“The Hebrew word for “year” (“Shana”) comes from the word for “change” (“Shinui”). Therefore, a year is considered as a cycle of changes we go through. When we decide that we need to change—that our current self-aimed and individualistic approach to life needs shifting to one guided by connection, love and bestowal—then it is considered as the beginning of the new year: Rosh Hashanah, the beginning of change…. This action of examining our attitude towards others requires unique means and a method, which is what the wisdom of Kabbalah provides, in order to draw what is called “the light,” i.e. a special illumination of the force of love and bestowal…. Essentially, Yom Kippur signifies the need to put ourselves aside and act for the sake of others”. (2)
Now I have taken the liberty of only using a few sentences from these two masterful works.
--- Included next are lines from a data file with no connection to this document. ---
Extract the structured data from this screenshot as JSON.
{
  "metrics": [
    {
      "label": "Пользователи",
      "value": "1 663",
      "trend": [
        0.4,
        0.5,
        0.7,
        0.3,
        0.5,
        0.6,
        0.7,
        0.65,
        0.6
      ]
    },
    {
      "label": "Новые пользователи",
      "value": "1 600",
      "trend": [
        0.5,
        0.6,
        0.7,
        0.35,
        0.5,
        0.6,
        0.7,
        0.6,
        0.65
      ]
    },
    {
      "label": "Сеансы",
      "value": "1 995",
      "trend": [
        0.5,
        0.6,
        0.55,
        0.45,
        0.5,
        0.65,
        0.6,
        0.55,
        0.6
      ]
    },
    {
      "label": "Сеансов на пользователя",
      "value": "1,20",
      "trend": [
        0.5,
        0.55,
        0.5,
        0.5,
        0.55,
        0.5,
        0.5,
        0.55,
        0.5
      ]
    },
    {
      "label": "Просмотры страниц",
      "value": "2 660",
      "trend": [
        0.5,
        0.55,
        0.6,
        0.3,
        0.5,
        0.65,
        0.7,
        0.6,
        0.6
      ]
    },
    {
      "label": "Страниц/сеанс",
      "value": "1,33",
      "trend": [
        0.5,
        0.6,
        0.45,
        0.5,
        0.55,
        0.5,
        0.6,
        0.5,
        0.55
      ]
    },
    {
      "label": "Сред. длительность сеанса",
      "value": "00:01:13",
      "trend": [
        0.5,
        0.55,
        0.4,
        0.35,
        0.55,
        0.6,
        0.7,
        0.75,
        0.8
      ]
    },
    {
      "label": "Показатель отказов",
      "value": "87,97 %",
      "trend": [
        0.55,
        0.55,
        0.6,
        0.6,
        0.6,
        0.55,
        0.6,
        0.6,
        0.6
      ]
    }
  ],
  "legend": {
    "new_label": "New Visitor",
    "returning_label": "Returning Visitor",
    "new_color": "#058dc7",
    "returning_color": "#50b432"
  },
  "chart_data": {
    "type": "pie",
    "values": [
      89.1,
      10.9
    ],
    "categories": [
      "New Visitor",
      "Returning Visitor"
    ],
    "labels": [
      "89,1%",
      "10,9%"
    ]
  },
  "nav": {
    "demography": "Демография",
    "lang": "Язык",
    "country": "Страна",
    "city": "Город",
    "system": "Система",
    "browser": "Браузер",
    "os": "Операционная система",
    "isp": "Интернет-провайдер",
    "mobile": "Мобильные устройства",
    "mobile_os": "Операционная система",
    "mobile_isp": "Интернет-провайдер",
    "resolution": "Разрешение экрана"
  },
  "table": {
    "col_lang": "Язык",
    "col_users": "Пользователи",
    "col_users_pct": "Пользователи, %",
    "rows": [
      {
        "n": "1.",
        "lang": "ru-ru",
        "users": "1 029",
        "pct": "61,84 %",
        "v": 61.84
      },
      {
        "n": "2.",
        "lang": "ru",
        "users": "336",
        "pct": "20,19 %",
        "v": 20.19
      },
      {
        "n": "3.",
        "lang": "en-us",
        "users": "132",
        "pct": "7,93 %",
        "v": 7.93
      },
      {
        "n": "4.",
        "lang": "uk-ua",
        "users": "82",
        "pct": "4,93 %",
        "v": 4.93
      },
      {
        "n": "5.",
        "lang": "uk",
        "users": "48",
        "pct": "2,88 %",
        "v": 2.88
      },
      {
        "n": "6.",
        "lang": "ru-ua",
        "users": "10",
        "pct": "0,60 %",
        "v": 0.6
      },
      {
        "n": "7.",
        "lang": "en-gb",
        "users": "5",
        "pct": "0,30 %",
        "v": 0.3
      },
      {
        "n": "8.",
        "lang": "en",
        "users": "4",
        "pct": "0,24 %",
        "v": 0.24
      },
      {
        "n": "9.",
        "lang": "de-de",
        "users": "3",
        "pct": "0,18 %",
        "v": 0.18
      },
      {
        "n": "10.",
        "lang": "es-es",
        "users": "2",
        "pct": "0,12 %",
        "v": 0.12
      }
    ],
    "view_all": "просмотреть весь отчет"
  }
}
But for me, they express the essence of where we are as a nation as well as where we are with our food and eating disorders. This is a time to begin again; to look at what is working for us and what is not; to make the changes we need to make in our lives, to more closely align ourselves with the Power and Principles we believe in or want to create in our lives.
So now wait a minute here – how does this relate to self-care? My friend, this IS the essence of self-care – setting aside those ideas and behaviors that do not lead us to the lives we really want – even though they annoy some family members, even though they require that we change our behavior, even though we need to say no when a part of us wants to say yes, even when it hurts. This is self-care; this is how we get to creating the life we really want.
Those of you who know me well will find certain changes in my work and behavior. Smile. Think maybe I am trying to practice what I am inviting your to do here.
So, in honor of my favorite author, Abraham Twerski:
Shanah Tovah Umetukah
Have a good and sweet year (1)
“Ah gut gebentsht yohr”
A good and blessed year (2)
I don’t know about you, but for me, dealing with this pandemic has been difficult, disheartening, scary, annoying, divisive, and just plain difficult to deal with. As we now approach the most special times of both of our calendars, and the dawning of a new year, may whatever Power you believe in bless, direct, and protect you.
I wish you all the beauty of Mother Nature, all the love of your family and friends, and a solid sense of peace and wellbeing in your hearts.
Blessings to you,
(1) From Henry Ford College: https://www.hfcc.edu/news/2019/what-rosh-hashanah-and-yom-kippur-mean
(2) From Kabbalah https://www.kabbalah.info/bb/yom-kippur-meaning/